They may toil from dawn to dusk and feed millions of people, but they still remain abysmally poor. Yes, the average daily earning of a street vendor is around Rs 60. And they operate without even the basic infrastructure— regular water supply, storage or garbage disposal systems— that are needed to run a business. No wonder they are permanently branded as ‘unhygienic’ by the upmarket food pundits. So are street food items not fit for the finicky? Interestingly, the Varanasi study found the nutritive value of the street fares ‘fairly satisfactory’. They passed muster in appearance, quality, taste and smell, too. The calorie value per cost was also found to be quite high. But study reported a high risk of contamination due to unclean water, prolonged storage and dirty utensils. Can the vendors help themselves? Not likely. Especially since the authorities seem to be blind to their plight. In 2007, the Supreme Court banned the preparation of food in public areas in the capital. The vendors now have to prepare their food at home and then sell them pre-packaged.
"It’s more fun to see the food being made in front of me, and I can insure its freshness and cleanliness “
says Nidhi Adlakha, a journalist. But the vendors can do little to provide Nidhi that dose of fun.
Space is at a premium in any urban area, especially in big cities. The unlicensed vendors who set up business by the roadside are onstantly coming in the way of traffic and pedestrians. Result? They are the regularly targetted by the custodians of law and order, and are forced to move almost on a daily basis
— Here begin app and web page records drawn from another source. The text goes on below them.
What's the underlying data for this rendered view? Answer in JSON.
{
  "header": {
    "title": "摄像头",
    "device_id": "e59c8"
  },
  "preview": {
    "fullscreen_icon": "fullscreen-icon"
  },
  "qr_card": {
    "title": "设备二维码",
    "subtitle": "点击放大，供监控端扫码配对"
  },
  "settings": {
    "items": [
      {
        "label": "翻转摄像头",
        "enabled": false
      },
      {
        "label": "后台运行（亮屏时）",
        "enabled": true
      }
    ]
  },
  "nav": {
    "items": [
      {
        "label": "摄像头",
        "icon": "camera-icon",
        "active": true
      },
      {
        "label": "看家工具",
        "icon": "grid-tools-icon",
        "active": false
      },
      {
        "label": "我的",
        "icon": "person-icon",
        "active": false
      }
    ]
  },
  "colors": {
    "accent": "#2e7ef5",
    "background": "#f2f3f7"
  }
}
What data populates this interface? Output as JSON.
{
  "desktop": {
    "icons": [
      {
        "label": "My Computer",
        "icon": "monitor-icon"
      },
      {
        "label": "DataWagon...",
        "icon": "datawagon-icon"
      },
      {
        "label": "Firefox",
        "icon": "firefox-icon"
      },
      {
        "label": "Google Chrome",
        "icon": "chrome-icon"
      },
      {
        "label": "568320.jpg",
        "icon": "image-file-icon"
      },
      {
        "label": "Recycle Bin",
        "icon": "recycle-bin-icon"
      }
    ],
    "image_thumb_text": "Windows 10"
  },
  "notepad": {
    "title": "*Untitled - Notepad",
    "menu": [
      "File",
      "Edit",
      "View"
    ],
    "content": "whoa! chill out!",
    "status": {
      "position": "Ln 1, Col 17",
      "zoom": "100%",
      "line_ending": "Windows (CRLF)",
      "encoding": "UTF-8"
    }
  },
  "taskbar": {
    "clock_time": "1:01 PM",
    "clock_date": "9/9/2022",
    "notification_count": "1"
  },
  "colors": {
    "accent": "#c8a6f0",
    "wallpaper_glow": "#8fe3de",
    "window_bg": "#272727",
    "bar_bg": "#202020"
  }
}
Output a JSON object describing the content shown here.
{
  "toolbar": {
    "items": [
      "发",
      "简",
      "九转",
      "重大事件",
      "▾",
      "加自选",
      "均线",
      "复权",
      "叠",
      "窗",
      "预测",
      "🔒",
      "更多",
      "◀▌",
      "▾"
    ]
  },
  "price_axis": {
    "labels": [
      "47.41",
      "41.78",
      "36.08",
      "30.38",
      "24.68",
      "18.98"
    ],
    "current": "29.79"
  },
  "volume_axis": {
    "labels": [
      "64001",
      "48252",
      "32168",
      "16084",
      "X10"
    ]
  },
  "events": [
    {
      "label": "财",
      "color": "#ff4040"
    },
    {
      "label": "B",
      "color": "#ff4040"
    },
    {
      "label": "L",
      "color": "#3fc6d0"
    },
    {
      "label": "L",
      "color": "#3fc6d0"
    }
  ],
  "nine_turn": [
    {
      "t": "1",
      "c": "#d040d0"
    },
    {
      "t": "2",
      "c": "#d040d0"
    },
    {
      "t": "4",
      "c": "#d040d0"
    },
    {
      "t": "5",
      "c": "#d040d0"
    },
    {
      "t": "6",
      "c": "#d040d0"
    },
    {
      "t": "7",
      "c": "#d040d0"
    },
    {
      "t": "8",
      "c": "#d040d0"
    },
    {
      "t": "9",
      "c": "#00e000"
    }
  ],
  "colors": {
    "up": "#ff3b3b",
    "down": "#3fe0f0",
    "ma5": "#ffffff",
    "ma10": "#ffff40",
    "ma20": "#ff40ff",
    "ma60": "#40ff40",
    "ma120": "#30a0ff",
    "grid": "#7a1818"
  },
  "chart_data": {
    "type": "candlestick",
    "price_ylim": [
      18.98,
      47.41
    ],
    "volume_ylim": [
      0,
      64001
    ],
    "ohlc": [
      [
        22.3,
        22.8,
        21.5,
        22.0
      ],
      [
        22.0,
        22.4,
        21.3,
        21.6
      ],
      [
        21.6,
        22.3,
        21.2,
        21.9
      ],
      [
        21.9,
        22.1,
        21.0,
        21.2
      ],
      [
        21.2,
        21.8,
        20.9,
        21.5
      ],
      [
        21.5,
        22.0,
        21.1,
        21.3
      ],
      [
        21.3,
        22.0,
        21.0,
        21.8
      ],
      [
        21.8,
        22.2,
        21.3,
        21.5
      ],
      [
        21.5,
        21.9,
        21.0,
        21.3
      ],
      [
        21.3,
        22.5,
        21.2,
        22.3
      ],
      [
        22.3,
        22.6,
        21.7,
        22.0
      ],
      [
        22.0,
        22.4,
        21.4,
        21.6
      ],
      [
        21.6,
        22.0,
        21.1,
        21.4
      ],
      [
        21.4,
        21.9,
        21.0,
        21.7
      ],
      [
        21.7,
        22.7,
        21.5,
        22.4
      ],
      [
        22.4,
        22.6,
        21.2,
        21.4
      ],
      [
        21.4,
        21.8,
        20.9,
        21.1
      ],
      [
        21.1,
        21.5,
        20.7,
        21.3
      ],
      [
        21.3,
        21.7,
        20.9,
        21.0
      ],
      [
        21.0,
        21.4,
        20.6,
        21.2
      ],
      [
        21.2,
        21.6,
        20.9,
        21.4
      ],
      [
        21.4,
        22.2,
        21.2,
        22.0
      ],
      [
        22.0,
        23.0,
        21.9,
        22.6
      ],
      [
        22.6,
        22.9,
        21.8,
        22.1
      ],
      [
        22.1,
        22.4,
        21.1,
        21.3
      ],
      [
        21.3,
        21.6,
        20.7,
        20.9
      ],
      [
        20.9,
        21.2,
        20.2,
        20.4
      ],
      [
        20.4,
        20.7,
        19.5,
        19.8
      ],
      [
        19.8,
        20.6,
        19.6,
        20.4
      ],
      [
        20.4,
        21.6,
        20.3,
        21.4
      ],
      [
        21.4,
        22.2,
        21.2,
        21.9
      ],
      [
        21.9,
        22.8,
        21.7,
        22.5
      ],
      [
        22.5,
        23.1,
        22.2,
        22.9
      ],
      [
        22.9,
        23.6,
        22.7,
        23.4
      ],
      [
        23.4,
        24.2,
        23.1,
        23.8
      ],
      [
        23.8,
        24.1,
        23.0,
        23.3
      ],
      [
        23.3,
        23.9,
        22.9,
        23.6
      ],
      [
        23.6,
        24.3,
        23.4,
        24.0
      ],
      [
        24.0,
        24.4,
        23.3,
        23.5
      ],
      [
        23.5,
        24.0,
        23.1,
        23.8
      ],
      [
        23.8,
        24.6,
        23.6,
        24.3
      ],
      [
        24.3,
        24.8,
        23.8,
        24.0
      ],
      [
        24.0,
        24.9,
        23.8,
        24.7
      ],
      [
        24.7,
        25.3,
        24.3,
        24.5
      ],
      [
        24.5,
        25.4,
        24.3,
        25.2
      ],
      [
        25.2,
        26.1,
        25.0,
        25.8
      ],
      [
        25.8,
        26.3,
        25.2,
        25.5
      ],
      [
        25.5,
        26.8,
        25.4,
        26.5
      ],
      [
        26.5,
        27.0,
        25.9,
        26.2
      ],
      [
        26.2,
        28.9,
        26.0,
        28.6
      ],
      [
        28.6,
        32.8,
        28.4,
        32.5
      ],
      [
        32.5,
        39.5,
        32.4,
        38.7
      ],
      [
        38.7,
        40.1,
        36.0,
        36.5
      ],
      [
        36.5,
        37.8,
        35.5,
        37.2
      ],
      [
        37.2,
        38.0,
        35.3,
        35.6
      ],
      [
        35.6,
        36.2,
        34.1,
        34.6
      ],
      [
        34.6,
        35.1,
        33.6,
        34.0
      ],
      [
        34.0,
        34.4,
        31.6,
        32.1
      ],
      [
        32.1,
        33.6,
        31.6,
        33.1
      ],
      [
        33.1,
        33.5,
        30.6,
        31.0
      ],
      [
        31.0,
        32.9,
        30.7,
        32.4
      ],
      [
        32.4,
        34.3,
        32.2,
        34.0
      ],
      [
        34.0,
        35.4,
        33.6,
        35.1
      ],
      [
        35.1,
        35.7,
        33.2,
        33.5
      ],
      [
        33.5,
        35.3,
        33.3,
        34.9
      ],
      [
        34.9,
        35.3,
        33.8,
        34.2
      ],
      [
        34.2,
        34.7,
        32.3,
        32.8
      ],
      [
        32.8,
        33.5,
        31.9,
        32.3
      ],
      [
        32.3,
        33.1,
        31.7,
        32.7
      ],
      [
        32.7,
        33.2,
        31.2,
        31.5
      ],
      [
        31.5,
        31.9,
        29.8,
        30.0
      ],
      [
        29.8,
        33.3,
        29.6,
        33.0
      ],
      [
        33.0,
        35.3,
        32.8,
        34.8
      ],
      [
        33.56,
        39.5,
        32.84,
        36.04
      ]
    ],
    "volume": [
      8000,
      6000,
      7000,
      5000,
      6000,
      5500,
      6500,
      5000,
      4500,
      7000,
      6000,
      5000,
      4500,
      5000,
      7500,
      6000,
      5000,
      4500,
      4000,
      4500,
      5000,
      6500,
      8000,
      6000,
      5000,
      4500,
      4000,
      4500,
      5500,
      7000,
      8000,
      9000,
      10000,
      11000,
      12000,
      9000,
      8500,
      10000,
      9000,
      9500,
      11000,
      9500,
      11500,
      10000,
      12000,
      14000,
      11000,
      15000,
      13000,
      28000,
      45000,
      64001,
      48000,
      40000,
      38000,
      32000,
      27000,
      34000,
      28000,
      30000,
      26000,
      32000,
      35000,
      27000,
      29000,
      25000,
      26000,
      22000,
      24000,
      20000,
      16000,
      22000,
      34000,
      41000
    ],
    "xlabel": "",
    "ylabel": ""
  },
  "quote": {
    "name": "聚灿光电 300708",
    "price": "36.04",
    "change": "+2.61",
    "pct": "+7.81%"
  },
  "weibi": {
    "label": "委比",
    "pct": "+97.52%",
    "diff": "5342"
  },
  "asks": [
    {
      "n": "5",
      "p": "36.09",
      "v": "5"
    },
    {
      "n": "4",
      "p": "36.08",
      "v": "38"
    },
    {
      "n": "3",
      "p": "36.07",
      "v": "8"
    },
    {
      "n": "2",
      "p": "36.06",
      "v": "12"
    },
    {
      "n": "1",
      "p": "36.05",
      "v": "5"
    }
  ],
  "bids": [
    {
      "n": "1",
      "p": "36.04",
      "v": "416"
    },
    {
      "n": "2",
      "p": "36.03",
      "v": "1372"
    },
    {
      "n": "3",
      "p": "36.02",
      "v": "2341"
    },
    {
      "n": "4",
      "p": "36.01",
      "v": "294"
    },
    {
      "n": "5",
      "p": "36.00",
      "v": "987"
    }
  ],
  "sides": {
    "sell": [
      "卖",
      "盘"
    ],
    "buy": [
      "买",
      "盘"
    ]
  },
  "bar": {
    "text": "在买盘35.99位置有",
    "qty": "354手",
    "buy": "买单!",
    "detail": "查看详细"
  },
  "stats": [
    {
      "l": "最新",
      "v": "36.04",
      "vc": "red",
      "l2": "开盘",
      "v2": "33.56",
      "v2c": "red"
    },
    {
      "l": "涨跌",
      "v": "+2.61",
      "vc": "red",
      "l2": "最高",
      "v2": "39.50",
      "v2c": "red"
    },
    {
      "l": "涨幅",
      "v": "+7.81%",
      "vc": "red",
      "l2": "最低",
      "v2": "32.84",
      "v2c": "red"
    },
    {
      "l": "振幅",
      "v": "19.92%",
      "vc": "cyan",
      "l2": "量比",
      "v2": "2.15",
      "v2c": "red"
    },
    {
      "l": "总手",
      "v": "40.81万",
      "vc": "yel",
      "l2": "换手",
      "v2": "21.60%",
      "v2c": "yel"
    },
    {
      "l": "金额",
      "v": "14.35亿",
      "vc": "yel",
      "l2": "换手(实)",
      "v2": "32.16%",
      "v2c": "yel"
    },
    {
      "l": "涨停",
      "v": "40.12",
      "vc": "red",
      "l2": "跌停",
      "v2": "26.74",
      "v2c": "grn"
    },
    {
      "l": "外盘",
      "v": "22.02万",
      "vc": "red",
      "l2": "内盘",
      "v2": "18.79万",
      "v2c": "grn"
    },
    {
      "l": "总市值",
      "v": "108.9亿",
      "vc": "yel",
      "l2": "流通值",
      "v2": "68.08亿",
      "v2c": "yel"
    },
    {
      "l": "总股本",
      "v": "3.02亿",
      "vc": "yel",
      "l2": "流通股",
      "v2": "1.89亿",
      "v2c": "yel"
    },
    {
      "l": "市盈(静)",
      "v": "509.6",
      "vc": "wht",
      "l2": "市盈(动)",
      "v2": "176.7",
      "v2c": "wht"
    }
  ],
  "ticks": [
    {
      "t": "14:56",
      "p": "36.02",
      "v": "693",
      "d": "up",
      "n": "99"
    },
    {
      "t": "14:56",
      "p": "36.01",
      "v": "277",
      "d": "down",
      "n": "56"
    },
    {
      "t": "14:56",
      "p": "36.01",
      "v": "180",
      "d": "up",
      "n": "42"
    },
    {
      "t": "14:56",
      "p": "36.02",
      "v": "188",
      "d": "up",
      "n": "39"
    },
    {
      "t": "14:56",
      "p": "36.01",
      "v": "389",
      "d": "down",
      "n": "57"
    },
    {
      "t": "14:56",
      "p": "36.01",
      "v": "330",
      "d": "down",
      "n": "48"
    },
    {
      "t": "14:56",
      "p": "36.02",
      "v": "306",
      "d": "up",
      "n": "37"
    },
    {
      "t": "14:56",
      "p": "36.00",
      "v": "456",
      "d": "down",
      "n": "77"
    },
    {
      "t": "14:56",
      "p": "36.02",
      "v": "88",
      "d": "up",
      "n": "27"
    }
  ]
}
So what’s the solution?
The rebelling roadies in Bihar are asking for properly demarcated ‘hawking zones’ and licenses to fend off the raging police folk. Their counterparts in every other state would be echoing their demand. In fact, the list must also include better coordination with the local municipal bodies to ensure provision for clean water and waste disposal facilities. Rohan Sahai, a final year law student from Kolkata adds, “The unorganised sectors needs representation of their interests, lack of which results in encroachment of public spaces, as an assertion of their right. So removing the hawkers would be simply attacking the effect and not the cause”.
Rohan is not the only supporter of the street chefs. Kolkata’s Ritodhi is convinced that the “street food culture needs to be preserved. It feeds people in all income groups and is a reflection of the cultural melting pot that constitute a typical Indian city. It is an affordable means of livelihood for a huge population of urban migrants. And doesn’t it provide us a non-carbon intensive food experience?”, she reasons. Add to this the tangy flavour of ‘India’ and you have a truly luscious feast. Who can resist it?